Click for low-resolution animation
Tour of MACS J0025.4-1222
Quicktime MPEG
Two galaxy clusters, each a quadrillion times the mass of the Sun, collided to form the system formally known as Macs J0025.4-1222. When these clusters merged at speeds of millions of miles per hour, the hot gas in each cluster collided and slowed down, but the dark matter in each system did not. Optical images from Hubble were used to infer the distribution of the total mass, which includes dark matter, using a technique known as gravitational lensing. This is seen as blue in the image. Chandra data enabled astronomers to accurately map the position of the ordinary matter, mostly in the form of hot gas, which glows brightly in X-rays and is colored pink in the composite. The separation between the pink and the blue provides direct evidence for the existence of dark matter.

In some ways, Macs J0025 can be thought of as a prequel to the famous system known as the Bullet Cluster. At a much larger distance of 5.7 billion light years, astronomers are witnessing this collision that occurred long before the Bullet Cluster. This finding is important because it independently verifies the results found for the Bullet Cluster in 2006, and shows once again that dark matter is real.
[Runtime: 01:25]

(Credit: X-ray (NASA/CXC/Stanford/S.Allen); Optical/Lensing (NASA/STScI/UC Santa Barbara/M.Bradac))

Click for low-resolution animation
Chandra and Hubble Images of Cluster Collision
Quicktime MPEG
Two galaxy clusters, each a quadrillion times the mass of the Sun, collided to form the system known as MACS J0025.4-1222. When they merged at speeds of millions of miles per hour, the hot gas in each cluster collided and slowed down, but the dark matter did not.
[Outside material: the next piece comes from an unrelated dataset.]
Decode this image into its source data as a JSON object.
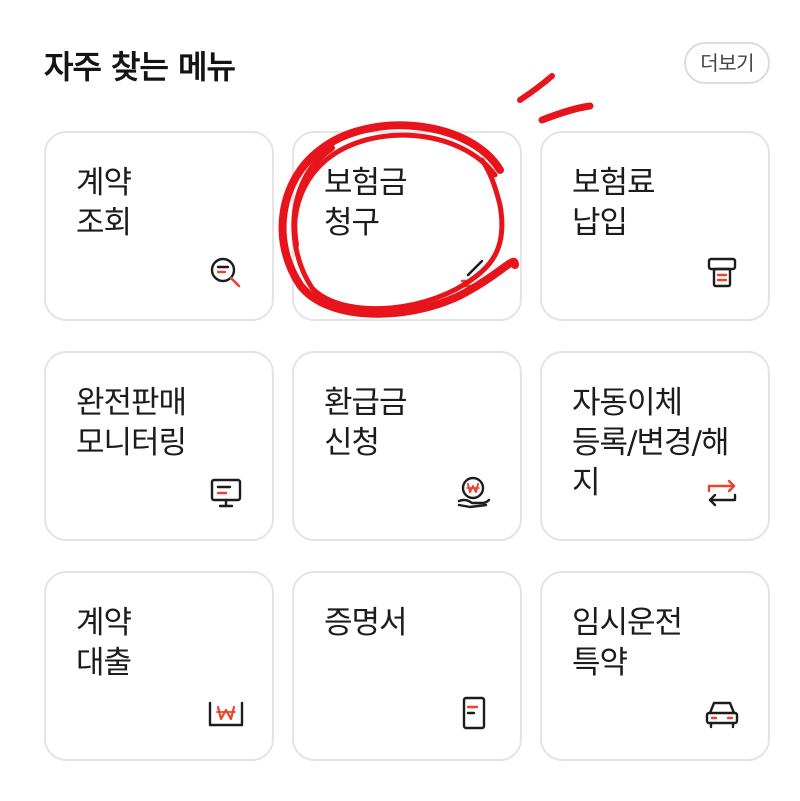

Optical images from Hubble were used to infer the distribution of the total mass -- dark and ordinary matter -- using a technique known as gravitational lensing (blue). Chandra data enabled astronomers to accurately map the position of the ordinary matter, mostly in the form of hot gas, which glows brightly in X-rays (pink.) The separation between the material shown in pink and blue provides direct evidence for dark matter.
[Runtime: 00:17]

(Credit: X-ray (NASA/CXC/Stanford/S.Allen); Optical/Lensing (NASA/STScI/UC Santa Barbara/M.Bradac))

Click for low-resolution animation
Animation of Galaxy Cluster
Quicktime MPEG
This animation shows a galaxy cluster, the largest gravitationally-bound objects in the Universe. Two of these mammoth objects collided to create the system that astronomers call MACS J0025.4-1222. Individual galaxies are shown in white and yellow, and the intergalactic gas is shown in red. Galaxy clusters contain as much mass as a million billion suns. The strong gravitational pull of this matter squeezes the gas and heats it to about 100 million degrees, making it only detectable in X-rays.
[Runtime: 00:38]

(Credit: NASA/CXC/A.Hobart)



Return to MACS J0025.4-1222 (Aug 27, 2008)